- Task requirements
Every line from the one with "Give me the" through the end of the entries below should be written out exactly; the pictures should not.

- Source records
Content starts
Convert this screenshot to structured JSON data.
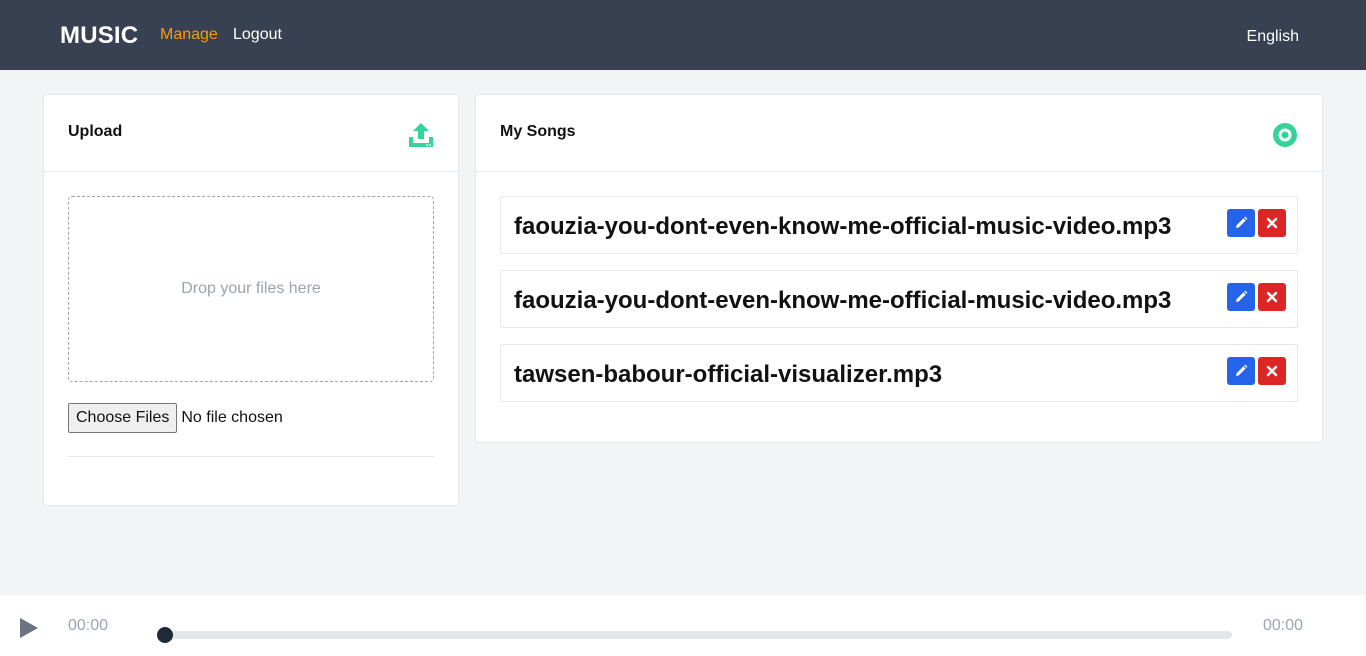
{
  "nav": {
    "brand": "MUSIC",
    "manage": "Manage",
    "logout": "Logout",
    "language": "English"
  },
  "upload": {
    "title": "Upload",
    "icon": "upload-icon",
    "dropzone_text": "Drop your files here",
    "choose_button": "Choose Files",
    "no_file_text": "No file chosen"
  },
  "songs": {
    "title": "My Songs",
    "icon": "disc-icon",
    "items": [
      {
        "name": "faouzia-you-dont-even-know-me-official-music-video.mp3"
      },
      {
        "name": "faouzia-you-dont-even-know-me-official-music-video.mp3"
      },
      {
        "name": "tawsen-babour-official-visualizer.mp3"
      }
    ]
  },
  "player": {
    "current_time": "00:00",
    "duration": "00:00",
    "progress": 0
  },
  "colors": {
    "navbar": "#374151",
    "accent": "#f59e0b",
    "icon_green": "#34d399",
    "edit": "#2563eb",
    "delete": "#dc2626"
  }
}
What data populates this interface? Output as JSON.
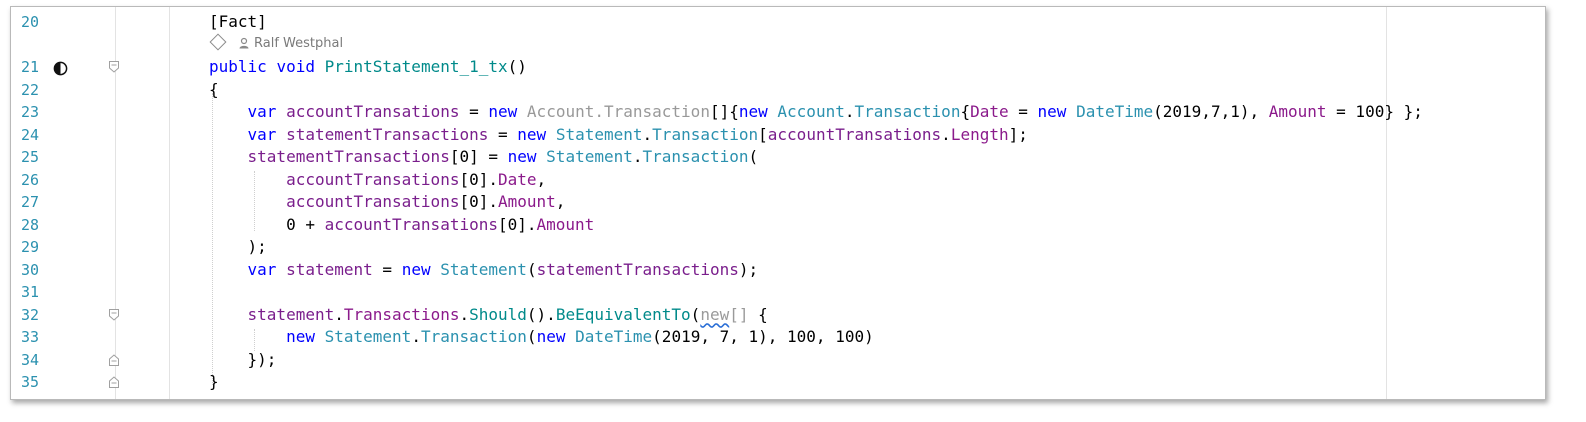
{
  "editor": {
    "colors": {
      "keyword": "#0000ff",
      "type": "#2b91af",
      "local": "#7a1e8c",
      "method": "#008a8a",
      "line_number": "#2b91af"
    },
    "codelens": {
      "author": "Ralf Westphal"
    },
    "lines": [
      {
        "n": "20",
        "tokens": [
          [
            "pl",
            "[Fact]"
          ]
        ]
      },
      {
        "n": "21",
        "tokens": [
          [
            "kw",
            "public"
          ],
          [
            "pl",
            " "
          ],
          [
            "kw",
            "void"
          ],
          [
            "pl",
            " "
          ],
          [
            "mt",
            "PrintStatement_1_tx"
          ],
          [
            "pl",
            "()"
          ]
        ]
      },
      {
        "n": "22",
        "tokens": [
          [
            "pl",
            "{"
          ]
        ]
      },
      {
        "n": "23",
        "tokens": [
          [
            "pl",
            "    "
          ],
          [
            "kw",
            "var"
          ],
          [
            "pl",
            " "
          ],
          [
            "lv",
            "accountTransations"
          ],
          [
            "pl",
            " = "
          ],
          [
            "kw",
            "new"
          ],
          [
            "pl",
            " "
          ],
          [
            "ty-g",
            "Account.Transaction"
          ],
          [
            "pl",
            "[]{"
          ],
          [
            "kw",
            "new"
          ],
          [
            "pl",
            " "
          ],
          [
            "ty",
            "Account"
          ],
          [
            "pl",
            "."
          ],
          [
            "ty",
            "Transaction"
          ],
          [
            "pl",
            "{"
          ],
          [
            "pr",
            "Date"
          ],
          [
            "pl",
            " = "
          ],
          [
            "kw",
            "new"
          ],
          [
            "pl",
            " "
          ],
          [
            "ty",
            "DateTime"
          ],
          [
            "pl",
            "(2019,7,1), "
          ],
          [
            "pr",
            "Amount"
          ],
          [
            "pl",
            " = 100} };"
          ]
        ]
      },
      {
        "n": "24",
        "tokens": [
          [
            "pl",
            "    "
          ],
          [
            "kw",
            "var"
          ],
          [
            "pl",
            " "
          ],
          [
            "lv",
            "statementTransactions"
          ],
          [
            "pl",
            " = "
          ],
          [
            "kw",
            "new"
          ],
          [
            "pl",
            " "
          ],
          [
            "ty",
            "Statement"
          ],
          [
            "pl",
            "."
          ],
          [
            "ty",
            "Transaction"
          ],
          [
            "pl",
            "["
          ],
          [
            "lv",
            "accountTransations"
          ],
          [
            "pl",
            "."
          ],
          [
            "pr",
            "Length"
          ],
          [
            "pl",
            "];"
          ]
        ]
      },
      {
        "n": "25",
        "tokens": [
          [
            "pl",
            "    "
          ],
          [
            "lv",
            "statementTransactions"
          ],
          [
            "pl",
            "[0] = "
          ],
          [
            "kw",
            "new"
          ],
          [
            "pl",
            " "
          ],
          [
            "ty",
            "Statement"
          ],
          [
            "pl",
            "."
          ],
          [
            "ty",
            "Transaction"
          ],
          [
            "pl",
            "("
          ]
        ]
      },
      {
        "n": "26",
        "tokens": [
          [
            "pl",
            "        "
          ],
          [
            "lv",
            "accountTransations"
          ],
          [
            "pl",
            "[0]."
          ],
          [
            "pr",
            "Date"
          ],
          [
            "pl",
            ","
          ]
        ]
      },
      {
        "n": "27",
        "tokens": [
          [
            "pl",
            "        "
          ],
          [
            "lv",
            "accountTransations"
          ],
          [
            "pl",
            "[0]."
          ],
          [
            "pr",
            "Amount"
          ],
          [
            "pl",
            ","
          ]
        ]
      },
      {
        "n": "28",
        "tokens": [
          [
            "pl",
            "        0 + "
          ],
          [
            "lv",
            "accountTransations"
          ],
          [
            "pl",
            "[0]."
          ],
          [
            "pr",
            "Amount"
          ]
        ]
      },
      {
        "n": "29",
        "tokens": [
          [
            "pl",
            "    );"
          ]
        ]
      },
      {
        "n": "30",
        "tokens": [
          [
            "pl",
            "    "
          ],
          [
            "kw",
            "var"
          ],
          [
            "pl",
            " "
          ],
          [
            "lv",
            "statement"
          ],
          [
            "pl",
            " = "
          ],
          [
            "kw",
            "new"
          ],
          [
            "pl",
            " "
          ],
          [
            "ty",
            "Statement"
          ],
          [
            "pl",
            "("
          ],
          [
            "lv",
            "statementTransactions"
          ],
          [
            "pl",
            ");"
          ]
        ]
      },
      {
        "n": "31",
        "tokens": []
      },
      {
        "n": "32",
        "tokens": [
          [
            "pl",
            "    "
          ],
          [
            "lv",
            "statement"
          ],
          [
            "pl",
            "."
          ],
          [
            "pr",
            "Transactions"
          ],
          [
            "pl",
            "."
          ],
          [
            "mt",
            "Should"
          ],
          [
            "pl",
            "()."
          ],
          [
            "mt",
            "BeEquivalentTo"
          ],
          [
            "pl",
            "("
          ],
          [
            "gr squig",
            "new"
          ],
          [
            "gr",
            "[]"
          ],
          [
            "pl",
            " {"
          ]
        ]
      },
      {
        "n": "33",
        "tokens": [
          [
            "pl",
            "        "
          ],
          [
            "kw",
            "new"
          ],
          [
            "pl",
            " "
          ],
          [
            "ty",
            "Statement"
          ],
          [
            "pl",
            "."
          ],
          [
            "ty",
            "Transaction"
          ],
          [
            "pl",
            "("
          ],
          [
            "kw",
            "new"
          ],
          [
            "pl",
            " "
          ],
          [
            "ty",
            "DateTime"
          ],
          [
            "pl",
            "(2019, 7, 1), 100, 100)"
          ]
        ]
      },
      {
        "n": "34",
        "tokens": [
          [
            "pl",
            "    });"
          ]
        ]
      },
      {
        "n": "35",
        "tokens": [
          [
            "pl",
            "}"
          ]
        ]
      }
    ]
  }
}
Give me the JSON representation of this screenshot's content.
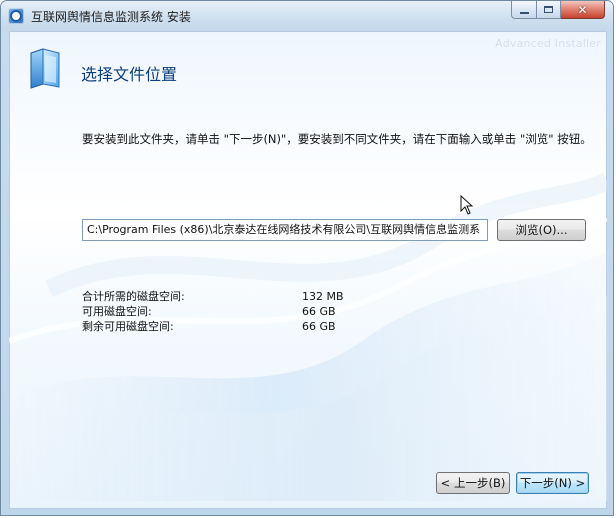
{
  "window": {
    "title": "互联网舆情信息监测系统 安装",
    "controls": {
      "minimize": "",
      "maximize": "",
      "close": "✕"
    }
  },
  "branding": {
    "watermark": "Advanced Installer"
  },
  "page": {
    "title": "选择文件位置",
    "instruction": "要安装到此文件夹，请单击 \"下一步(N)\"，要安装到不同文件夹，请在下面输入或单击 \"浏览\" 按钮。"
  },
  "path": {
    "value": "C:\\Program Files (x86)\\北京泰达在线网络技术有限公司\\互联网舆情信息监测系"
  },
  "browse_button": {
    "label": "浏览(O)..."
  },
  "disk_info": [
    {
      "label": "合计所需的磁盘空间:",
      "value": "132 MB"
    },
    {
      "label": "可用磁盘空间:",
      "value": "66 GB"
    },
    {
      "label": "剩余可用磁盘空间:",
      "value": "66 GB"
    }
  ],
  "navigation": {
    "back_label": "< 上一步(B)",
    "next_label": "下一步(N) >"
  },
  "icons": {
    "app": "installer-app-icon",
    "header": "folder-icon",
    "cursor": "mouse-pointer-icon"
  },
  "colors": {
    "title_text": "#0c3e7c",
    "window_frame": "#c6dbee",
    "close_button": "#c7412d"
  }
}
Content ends
- Task result
Give me the JSON representation of this screenshot's content.
{
  "window": {
    "title": "互联网舆情信息监测系统 安装",
    "controls": {
      "minimize": "",
      "maximize": "",
      "close": "✕"
    }
  },
  "branding": {
    "watermark": "Advanced Installer"
  },
  "page": {
    "title": "选择文件位置",
    "instruction": "要安装到此文件夹，请单击 \"下一步(N)\"，要安装到不同文件夹，请在下面输入或单击 \"浏览\" 按钮。"
  },
  "path": {
    "value": "C:\\Program Files (x86)\\北京泰达在线网络技术有限公司\\互联网舆情信息监测系"
  },
  "browse_button": {
    "label": "浏览(O)..."
  },
  "disk_info": [
    {
      "label": "合计所需的磁盘空间:",
      "value": "132 MB"
    },
    {
      "label": "可用磁盘空间:",
      "value": "66 GB"
    },
    {
      "label": "剩余可用磁盘空间:",
      "value": "66 GB"
    }
  ],
  "navigation": {
    "back_label": "< 上一步(B)",
    "next_label": "下一步(N) >"
  },
  "icons": {
    "app": "installer-app-icon",
    "header": "folder-icon",
    "cursor": "mouse-pointer-icon"
  },
  "colors": {
    "title_text": "#0c3e7c",
    "window_frame": "#c6dbee",
    "close_button": "#c7412d"
  }
}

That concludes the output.